Stop right there, friend. Put the mouse down and back away from the keyboard. This is an intervention. I’m trying to protect you (and your reader) from yourself and that monstrosity of a document you call a cover letter. Yes, I’m talking about your letter to prospective employers where you blab on and on about how you “leverage your core competencies through value-added, synergistic, cross-platform ecosystems wherein you move the needle by maximizing buy-in, thereby improving the bottom-line.” If this sounds like you—or sounds good to you—you need cover letter rehab immediately.
The purpose of a cover letter is plain enough—to introduce yourself to a prospective employer and to quickly explain how you can help meet the employer’s needs. The trick is to talk about yourself in a way that’s all about them. Naturally, you’ll need to highlight your skills and relevant accomplishments. But, in so doing, keep the focus on the reader. Yes, you are extremely awesome, and you could write volumes about your accomplishments. There’s no denying that. But your reader, like yourself, cares more about her needs than yours, so write accordingly.
Dear Ms. Jones:
I write to express interest in the Associate General Counsel position. I learned about this position through your online posting.
Your opening doesn’t need to be fancy, just state the position you’re applying for and how you learned about it. And remember: Everything is about people, so address the letter to a real human being rather than a “hiring coordinator” who may or may not exist. This may require a little extra research, but this is an intervention after all—it’s tough medicine!
As general counsel to an established dietary supplement company, I handle company litigation; manage the company’s growing intellectual property portfolio; provide enterprise risk management; draft, negotiate, and vet contracts; and serve on the company’s senior management team. Your organization undoubtedly has similar business law needs that I am immediately ready to meet.
While you shouldn’t regurgitate in your cover letter what’s already apparent from your resume, you need to underscore your qualifications and relevant experience. Just don’t give in to your temptation to create a laundry list of skills or responsibilities uncoupled to examples or your reader’s needs.
During my six years as general counsel, I learned the true value of practical lawyering, based on creative, problem solving rather than merely pointing out obstacles. In the process, my department became known as the Department of ‘Yes’, rather than the Department of ‘No.’

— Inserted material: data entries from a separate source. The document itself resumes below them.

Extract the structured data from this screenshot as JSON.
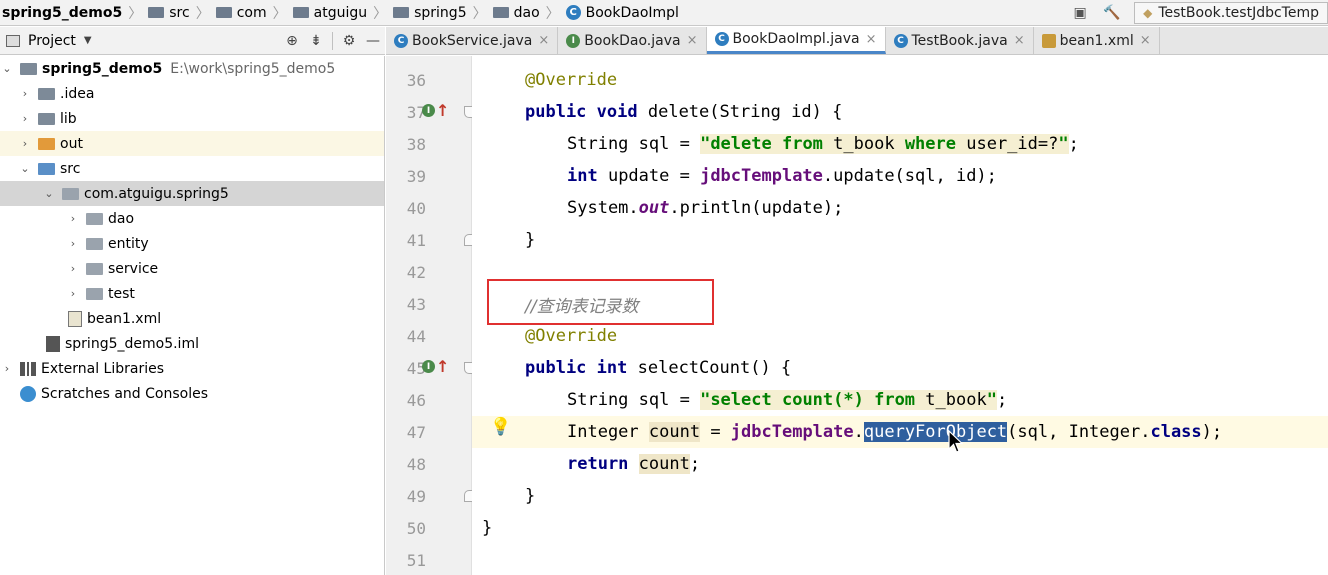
{
  "breadcrumb": {
    "items": [
      "spring5_demo5",
      "src",
      "com",
      "atguigu",
      "spring5",
      "dao",
      "BookDaoImpl"
    ],
    "run_config": "TestBook.testJdbcTemp"
  },
  "project_panel": {
    "title": "Project",
    "tree": [
      {
        "label": "spring5_demo5",
        "hint": "E:\\work\\spring5_demo5"
      },
      {
        "label": ".idea"
      },
      {
        "label": "lib"
      },
      {
        "label": "out"
      },
      {
        "label": "src"
      },
      {
        "label": "com.atguigu.spring5"
      },
      {
        "label": "dao"
      },
      {
        "label": "entity"
      },
      {
        "label": "service"
      },
      {
        "label": "test"
      },
      {
        "label": "bean1.xml"
      },
      {
        "label": "spring5_demo5.iml"
      },
      {
        "label": "External Libraries"
      },
      {
        "label": "Scratches and Consoles"
      }
    ]
  },
  "tabs": [
    {
      "label": "BookService.java",
      "icon": "class-icon"
    },
    {
      "label": "BookDao.java",
      "icon": "interface-icon"
    },
    {
      "label": "BookDaoImpl.java",
      "icon": "class-icon",
      "active": true
    },
    {
      "label": "TestBook.java",
      "icon": "test-class-icon"
    },
    {
      "label": "bean1.xml",
      "icon": "xml-icon"
    }
  ],
  "editor": {
    "line_numbers": [
      "36",
      "37",
      "38",
      "39",
      "40",
      "41",
      "42",
      "43",
      "44",
      "45",
      "46",
      "47",
      "48",
      "49",
      "50",
      "51"
    ],
    "code": {
      "l36": {
        "ann": "@Override"
      },
      "l37": {
        "kw1": "public",
        "kw2": "void",
        "rest": " delete(String id) {"
      },
      "l38": {
        "pre": "String sql = ",
        "q1": "\"",
        "s1": "delete",
        "s2": " from",
        "s3": " t_book ",
        "s4": "where",
        "s5": " user_id=?",
        "q2": "\"",
        "post": ";"
      },
      "l39": {
        "kw": "int",
        "pre": " update = ",
        "fld": "jdbcTemplate",
        "post": ".update(sql, id);"
      },
      "l40": {
        "pre": "System.",
        "fld": "out",
        "post": ".println(update);"
      },
      "l41": {
        "text": "}"
      },
      "l43": {
        "comment": "//查询表记录数"
      },
      "l44": {
        "ann": "@Override"
      },
      "l45": {
        "kw1": "public",
        "kw2": "int",
        "rest": " selectCount() {"
      },
      "l46": {
        "pre": "String sql = ",
        "q1": "\"",
        "s1": "select",
        "s2": " count(*)",
        "s3": " from",
        "s4": " t_book",
        "q2": "\"",
        "post": ";"
      },
      "l47": {
        "pre": "Integer ",
        "var": "count",
        "mid": " = ",
        "fld": "jdbcTemplate",
        "dot": ".",
        "sel": "queryForObject",
        "post1": "(sql, Integer.",
        "kw": "class",
        "post2": ");"
      },
      "l48": {
        "kw": "return",
        "sp": " ",
        "var": "count",
        "post": ";"
      },
      "l49": {
        "text": "}"
      },
      "l50": {
        "text": "}"
      }
    }
  }
}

Your employer expects you to get stuff done. It behooves you, therefore, to show you understand the need for pragmatic lawyering, rather than just imparting your brilliant analysis. Saying so doesn’t make it so, however, so include examples.
For example, I helped my company navigate the uncharted regulatory waters of cannabidiol (CBD) supplement sales by becoming an in-house expert. I demonstrated this expertise through participation in public seminars hosted at the nation’s two biggest dietary supplement trade shows, Expo West and Expo East, where I educated companies and the public on the complex and evolving legal landscape. Similarly, your business needs its lawyers to do what it takes to get things done.
Again, hitch your examples to your employer’s interests— “your business needs….”
Before my current position as general counsel, I was a litigator, resolving approximately 175 cases in four years through trial—both as first- and second chair—and through arbitration, mediation, and negotiation. My litigation background continues to serve as the backbone for my work as general counsel and will benefit your organization by bringing competent and affordable litigation and dispute resolution services in-house.
Narrate your career so all employment threads felicitously converge upon the reader’s present needs. Here, we weave earlier litigation work into the reader’s interest in capping litigation expenses.
Successful businesses like yours need lawyers with the above attributes and skills. To that end, I have enclosed my resume and invite you to contact me to discuss this opportunity.
As stipulated, you are awesome and stopping here admittedly deprives the reader of many more pages detailing your exploits and lawyerly derring-do. But the reader is in a hurry, so end your letter early. You’ll thank me later.
Well, there you have it—you’ve written a plain-English cover letter without legalese, platitudes, or jargon, all while keeping the focus on the reader. Well done! You’re on the path to recovery.